Take your metal comb and, using the wide-toothed side, comb your cat's fur until you get to the mat on your cat’s fur. Hold the hair nearest your cat's skin firmly, but gently so that you don’t hurt your cat.
Gently work your comb through the mat. Start combing it from the tips of the mat and work your way downwards towards the base of your cat’s fur. This technique will only make sure that you thoroughly get rid of the mat.
As you’re combing your cat’s fur to get the mats out, be careful that you don’t tug or pull on your cat’s fur. Not only is this very painful for your cat, but also further irritate the sensitive skin underneath the mat.
In the video below, a professional pet stylist demonstrates how to properly do the combing technique:
Step 4: Cut away bigger mats
In some cases, the mat on your cat’s fur is very thick that it won't come off your cat's fur just by combing it. If your cat is starting to grow uneasy as you try to comb the mat out, it’s a sign that he or she is starting to hurt. Cutting away the mats will be the best option at this point.
I use a de-matting comb to do this because it cuts away the mat without taking away much of your cat’s fur with it. Also, it minimizes the chance that I accidentally cut my poor cat’s skin in the process.
Just like with the previous step, make sure that you firmly hold the base of your cat’s fur to help reduce the pain from the pulling and tugging. At the same time, your hand serves a barrier between the de-matting comb and your cat’s sensitive skin.
Take care when you use a de-matting comb because the razors fitted here are very sharp and you can cut yourself very easily, based on personal experience.
Alternatively, you can also use a pair of scissors to cut away the mat that can’t be removed through combing. If you’re going to use this technique, it’s best to ask someone to help you.
To cut away the mat using a pair of scissors, comb your cat’s fur until you get to the mat. Ask someone to help hold the base of the fur and your cat as you cut the mat. This will help prevent your cat from making sudden movement while cutting away the mat.
Step 5: Give your cat a final brushing
Once you got out all the visible mats out of your cat’s fur, give your cat a final combing using a fine-tooth comb or brush. This will help you make sure that there are no other small mats left on your cat’s fur.
At the same time, combing your cat’s fur after removing all the mats will also get rid of any hairs that may have shed during the process. More important, combing or brushing your cat’s fur will help keep it healthy and even help minimize shedding.
Step 6: Give your cat a treat

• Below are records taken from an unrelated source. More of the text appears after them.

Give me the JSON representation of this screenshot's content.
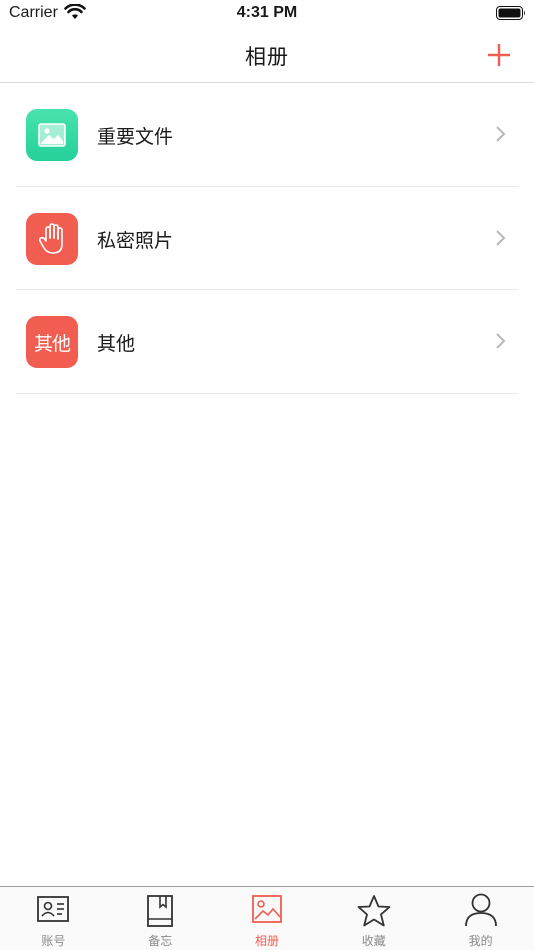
{
  "status_bar": {
    "carrier": "Carrier",
    "time": "4:31 PM"
  },
  "nav": {
    "title": "相册",
    "add_icon": "plus-icon"
  },
  "albums": [
    {
      "label": "重要文件",
      "icon": "image-icon",
      "icon_color": "#2fd8a0"
    },
    {
      "label": "私密照片",
      "icon": "hand-icon",
      "icon_color": "#f25d52"
    },
    {
      "label": "其他",
      "icon": "text-badge",
      "icon_text": "其他",
      "icon_color": "#f25d52"
    }
  ],
  "tabs": [
    {
      "label": "账号",
      "icon": "id-card-icon",
      "active": false
    },
    {
      "label": "备忘",
      "icon": "bookmark-book-icon",
      "active": false
    },
    {
      "label": "相册",
      "icon": "image-icon",
      "active": true
    },
    {
      "label": "收藏",
      "icon": "star-icon",
      "active": false
    },
    {
      "label": "我的",
      "icon": "user-icon",
      "active": false
    }
  ],
  "colors": {
    "accent": "#f25d52",
    "green": "#2fd8a0",
    "inactive": "#8a8a8a"
  }
}
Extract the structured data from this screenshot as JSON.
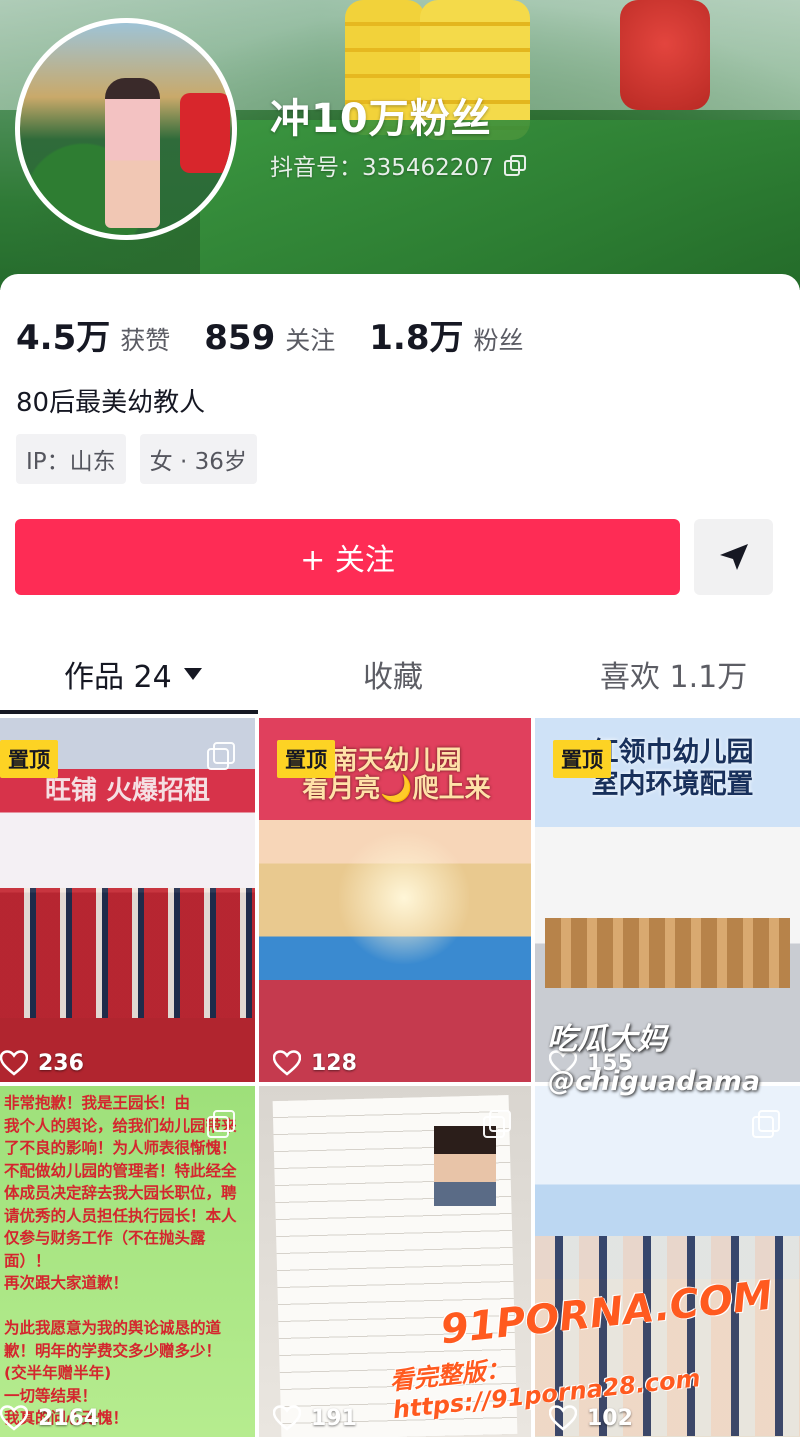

Removing mats can be a somewhat stressful experience for your cat, especially if your cat's got a lot of them. Although the relief from the itch and irritation is almost immediate, it's still a great idea to give your cat a treat after this for being so well-behaved.
If you have some witch hazel essential oil, this is also the best time to apply it on the skin of your cat. Witch hazel essential oil helps relieve itching and irritation on your cat’s skin, and helps heal any redness.
Also, take a few moments to play and cuddle your cat. That way, your cat won't feel traumatized by the discomfort when you remove your mats.
Now, you’re finished!
As you can see, you don’t need to immediately reach for the razor to get mats out of your cat’s fur.
Of course, there are some cases when the mats are so big that they look like large balls of your cat’s fur all over your cat’s body. If this the case with your cat, there's no other option left but to shave the mats and your cat’s fur.
If shaving your cat’s fur is the only option you have, I'd recommend taking your cat to the vet or a professional groomer for this.
Severe matting means that your cat’s skin is more sensitive now because of the irritation. Your vet or a professional groomer will not only have the right tools but also know the proper technique to do this without hurting your cat.
Also, make it a point to make grooming your cat a daily habit. Taking a few minutes to comb your cat’s fur, especially in those hard-to-reach areas can help you get rid of loose hairs, and prevent matting from happening in the future.
Do you have any personal tips on how to get mats out of cat fur? How about to prevent them from happening? If so, do share them in the comments below. I'd love to hear more about it.